* Your goal
Reproduce the lines of the material exactly, excluding every image.

* Input data

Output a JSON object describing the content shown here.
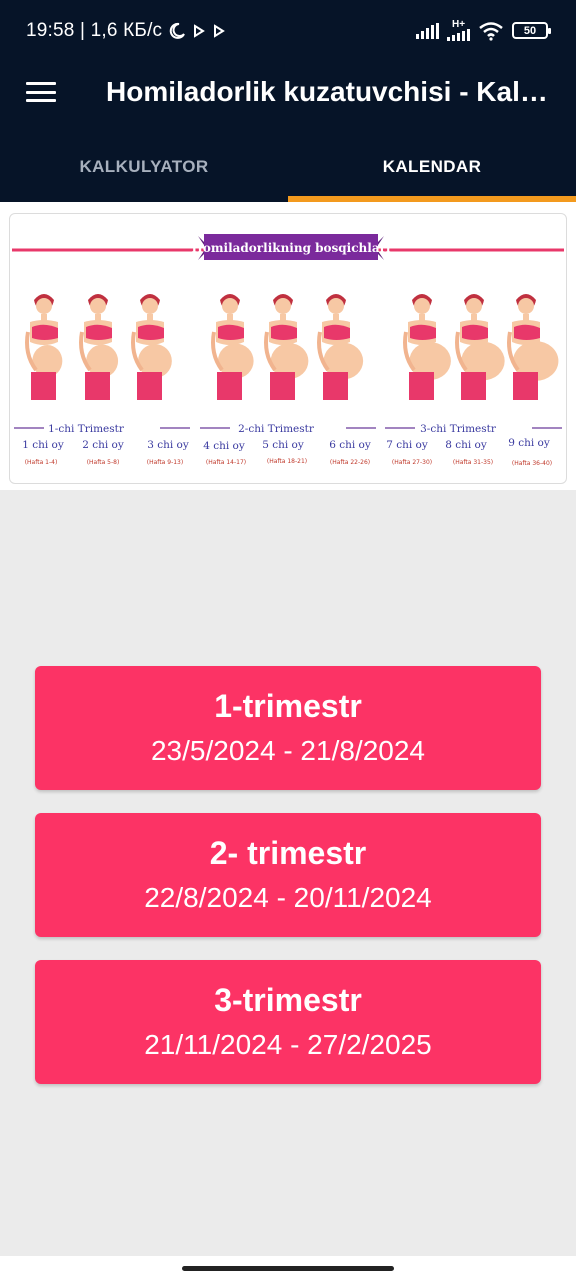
{
  "status_bar": {
    "time_speed": "19:58 | 1,6 КБ/с",
    "network_type": "H+",
    "battery": "50",
    "icons": [
      "moon-icon",
      "play-icon",
      "play-icon",
      "signal-icon",
      "signal-icon",
      "wifi-icon",
      "battery-icon"
    ]
  },
  "app_bar": {
    "menu_icon": "hamburger-menu-icon",
    "title": "Homiladorlik kuzatuvchisi - Kalkulyator"
  },
  "tabs": [
    {
      "label": "KALKULYATOR",
      "active": false
    },
    {
      "label": "KALENDAR",
      "active": true
    }
  ],
  "illustration": {
    "banner": "Homiladorlikning bosqichlari",
    "trimesters": [
      "1-chi Trimestr",
      "2-chi Trimestr",
      "3-chi Trimestr"
    ],
    "months": [
      {
        "label": "1 chi oy",
        "weeks": "(Hafta 1-4)"
      },
      {
        "label": "2 chi oy",
        "weeks": "(Hafta 5-8)"
      },
      {
        "label": "3 chi oy",
        "weeks": "(Hafta 9-13)"
      },
      {
        "label": "4 chi oy",
        "weeks": "(Hafta 14-17)"
      },
      {
        "label": "5 chi oy",
        "weeks": "(Hafta 18-21)"
      },
      {
        "label": "6 chi oy",
        "weeks": "(Hafta 22-26)"
      },
      {
        "label": "7 chi oy",
        "weeks": "(Hafta 27-30)"
      },
      {
        "label": "8 chi oy",
        "weeks": "(Hafta 31-35)"
      },
      {
        "label": "9 chi oy",
        "weeks": "(Hafta 36-40)"
      }
    ]
  },
  "trimester_cards": [
    {
      "name": "1-trimestr",
      "range": "23/5/2024 - 21/8/2024"
    },
    {
      "name": "2- trimestr",
      "range": "22/8/2024 - 20/11/2024"
    },
    {
      "name": "3-trimestr",
      "range": "21/11/2024 - 27/2/2025"
    }
  ],
  "colors": {
    "app_bar": "#061428",
    "tab_indicator": "#f39a1e",
    "card": "#fc3365",
    "background": "#ebebeb",
    "illustration_accent": "#e8386a",
    "banner": "#7b2a9c"
  }
}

* Output of the exercise
Output a JSON object describing the content shown here.
{
  "status_bar": {
    "time_speed": "19:58 | 1,6 КБ/с",
    "network_type": "H+",
    "battery": "50",
    "icons": [
      "moon-icon",
      "play-icon",
      "play-icon",
      "signal-icon",
      "signal-icon",
      "wifi-icon",
      "battery-icon"
    ]
  },
  "app_bar": {
    "menu_icon": "hamburger-menu-icon",
    "title": "Homiladorlik kuzatuvchisi - Kalkulyator"
  },
  "tabs": [
    {
      "label": "KALKULYATOR",
      "active": false
    },
    {
      "label": "KALENDAR",
      "active": true
    }
  ],
  "illustration": {
    "banner": "Homiladorlikning bosqichlari",
    "trimesters": [
      "1-chi Trimestr",
      "2-chi Trimestr",
      "3-chi Trimestr"
    ],
    "months": [
      {
        "label": "1 chi oy",
        "weeks": "(Hafta 1-4)"
      },
      {
        "label": "2 chi oy",
        "weeks": "(Hafta 5-8)"
      },
      {
        "label": "3 chi oy",
        "weeks": "(Hafta 9-13)"
      },
      {
        "label": "4 chi oy",
        "weeks": "(Hafta 14-17)"
      },
      {
        "label": "5 chi oy",
        "weeks": "(Hafta 18-21)"
      },
      {
        "label": "6 chi oy",
        "weeks": "(Hafta 22-26)"
      },
      {
        "label": "7 chi oy",
        "weeks": "(Hafta 27-30)"
      },
      {
        "label": "8 chi oy",
        "weeks": "(Hafta 31-35)"
      },
      {
        "label": "9 chi oy",
        "weeks": "(Hafta 36-40)"
      }
    ]
  },
  "trimester_cards": [
    {
      "name": "1-trimestr",
      "range": "23/5/2024 - 21/8/2024"
    },
    {
      "name": "2- trimestr",
      "range": "22/8/2024 - 20/11/2024"
    },
    {
      "name": "3-trimestr",
      "range": "21/11/2024 - 27/2/2025"
    }
  ],
  "colors": {
    "app_bar": "#061428",
    "tab_indicator": "#f39a1e",
    "card": "#fc3365",
    "background": "#ebebeb",
    "illustration_accent": "#e8386a",
    "banner": "#7b2a9c"
  }
}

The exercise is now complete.